10 Tips for Conducting Productive Meetings
Sometimes when I work with a company that is having difficulty in the areas of internal communication, it is possible to track many of the problems to meetings that are not being run in an effective manner.
The following is a list of items to consider when planning and conducting interdepartmental and company wide meetings.
1. Hold Only Necessary Meetings.
Some organizations schedule meetings on a regular basis in order to give the staff an opportunity for advance preparation. This in and of itself is an excellent idea. However, having a meeting merely for the sake of having a meeting is a quick way to build animosity and resentment in your staff. Not to mention the loss of valuable work time.
2. Make Copies in Advance.
Few things are a frustrating for a group of busy department heads and team leaders than sitting around in a conference room waiting for someone to make copies of reports for the meeting presentation.
3. Have and Agenda.
Although occasional impromptu meetings are unavoidable when unexpected issues develop, conducting meetings without an agenda on a regular basis are an expensive waste of time and resources.
4. Set Time Limits.
Busy staff members find it easier to focus during meetings if the know in advance there is a finite time limit.
5. Honor Time Limits.
Period. When items can not be fully addressed in the time allotted reschedule them for another time with a greater time allotment. During large meetings I use a timer when an auditory end signal.
6. No Cell Phones.
If a meeting is important enough to attend, it is important enough to warrant your full attention.
7. No Email.
Again, if a meeting is important enough to attend, it should get your undivided attention.
8. Stick to the Agenda.
Do not add other items that crop up. Put them on the agenda for the next meeting and move on.
9. Assign a Recorder.
This is an excellent way to make sure everyone who attended the meeting came away with the same understanding.

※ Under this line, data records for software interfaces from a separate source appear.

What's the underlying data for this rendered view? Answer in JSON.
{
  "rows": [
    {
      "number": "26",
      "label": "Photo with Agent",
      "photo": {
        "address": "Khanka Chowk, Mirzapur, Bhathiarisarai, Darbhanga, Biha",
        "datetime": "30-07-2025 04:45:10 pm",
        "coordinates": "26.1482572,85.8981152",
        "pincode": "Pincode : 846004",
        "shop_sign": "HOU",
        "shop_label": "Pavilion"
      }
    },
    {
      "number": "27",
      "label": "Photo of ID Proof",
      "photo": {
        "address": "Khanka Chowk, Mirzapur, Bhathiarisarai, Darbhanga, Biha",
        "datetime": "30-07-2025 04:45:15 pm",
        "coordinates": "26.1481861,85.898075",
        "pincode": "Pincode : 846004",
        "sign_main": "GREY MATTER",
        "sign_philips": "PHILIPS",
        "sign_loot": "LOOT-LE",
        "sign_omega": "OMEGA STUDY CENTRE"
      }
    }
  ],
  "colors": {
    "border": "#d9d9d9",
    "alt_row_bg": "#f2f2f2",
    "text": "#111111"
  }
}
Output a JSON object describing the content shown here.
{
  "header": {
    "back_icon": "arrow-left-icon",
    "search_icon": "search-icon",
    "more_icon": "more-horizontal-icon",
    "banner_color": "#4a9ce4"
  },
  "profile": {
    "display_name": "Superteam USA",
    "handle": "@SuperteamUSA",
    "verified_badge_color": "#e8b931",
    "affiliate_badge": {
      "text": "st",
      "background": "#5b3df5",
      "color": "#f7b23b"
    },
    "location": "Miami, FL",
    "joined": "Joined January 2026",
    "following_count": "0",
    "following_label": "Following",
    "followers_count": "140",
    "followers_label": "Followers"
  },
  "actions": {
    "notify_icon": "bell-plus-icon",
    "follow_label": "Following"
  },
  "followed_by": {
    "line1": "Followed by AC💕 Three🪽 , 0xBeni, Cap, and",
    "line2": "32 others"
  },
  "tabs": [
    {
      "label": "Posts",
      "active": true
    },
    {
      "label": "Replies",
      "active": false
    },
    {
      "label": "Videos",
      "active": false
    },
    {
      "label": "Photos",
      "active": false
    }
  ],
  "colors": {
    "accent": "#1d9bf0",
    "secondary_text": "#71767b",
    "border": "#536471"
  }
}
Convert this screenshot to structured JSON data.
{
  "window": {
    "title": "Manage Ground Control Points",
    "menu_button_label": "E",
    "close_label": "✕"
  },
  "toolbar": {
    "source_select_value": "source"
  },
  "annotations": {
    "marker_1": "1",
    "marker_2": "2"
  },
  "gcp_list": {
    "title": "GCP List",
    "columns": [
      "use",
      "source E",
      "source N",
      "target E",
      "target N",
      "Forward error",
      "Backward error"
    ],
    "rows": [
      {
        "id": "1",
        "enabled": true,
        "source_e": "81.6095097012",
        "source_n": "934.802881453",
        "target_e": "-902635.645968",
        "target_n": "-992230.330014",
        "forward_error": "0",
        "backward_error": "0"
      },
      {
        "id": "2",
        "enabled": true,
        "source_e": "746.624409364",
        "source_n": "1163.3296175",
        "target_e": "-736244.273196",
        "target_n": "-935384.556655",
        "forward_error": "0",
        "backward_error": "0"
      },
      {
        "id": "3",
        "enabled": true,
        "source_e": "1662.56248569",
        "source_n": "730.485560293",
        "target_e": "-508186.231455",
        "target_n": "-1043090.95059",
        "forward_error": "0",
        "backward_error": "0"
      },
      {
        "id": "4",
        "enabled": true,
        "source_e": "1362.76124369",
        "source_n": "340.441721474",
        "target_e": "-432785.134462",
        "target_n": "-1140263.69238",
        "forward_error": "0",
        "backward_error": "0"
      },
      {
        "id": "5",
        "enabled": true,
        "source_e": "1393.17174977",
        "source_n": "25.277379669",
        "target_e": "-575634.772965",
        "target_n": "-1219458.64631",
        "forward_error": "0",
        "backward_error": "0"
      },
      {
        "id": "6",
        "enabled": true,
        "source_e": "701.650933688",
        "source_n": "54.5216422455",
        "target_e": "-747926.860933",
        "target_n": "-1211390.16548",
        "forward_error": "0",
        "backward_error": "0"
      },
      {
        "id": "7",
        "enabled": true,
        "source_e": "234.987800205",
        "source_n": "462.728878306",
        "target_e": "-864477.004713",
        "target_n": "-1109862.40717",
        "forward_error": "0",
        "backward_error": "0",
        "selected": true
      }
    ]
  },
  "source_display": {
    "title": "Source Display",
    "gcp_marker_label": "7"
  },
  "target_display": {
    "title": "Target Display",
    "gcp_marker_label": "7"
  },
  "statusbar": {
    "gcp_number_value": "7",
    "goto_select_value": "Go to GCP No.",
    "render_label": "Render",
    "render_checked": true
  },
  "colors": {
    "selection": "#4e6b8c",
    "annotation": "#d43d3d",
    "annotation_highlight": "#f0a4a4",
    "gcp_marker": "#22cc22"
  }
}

10. Follow Up.
Before the next meeting check the progress of each person on the tasks they have been assigned.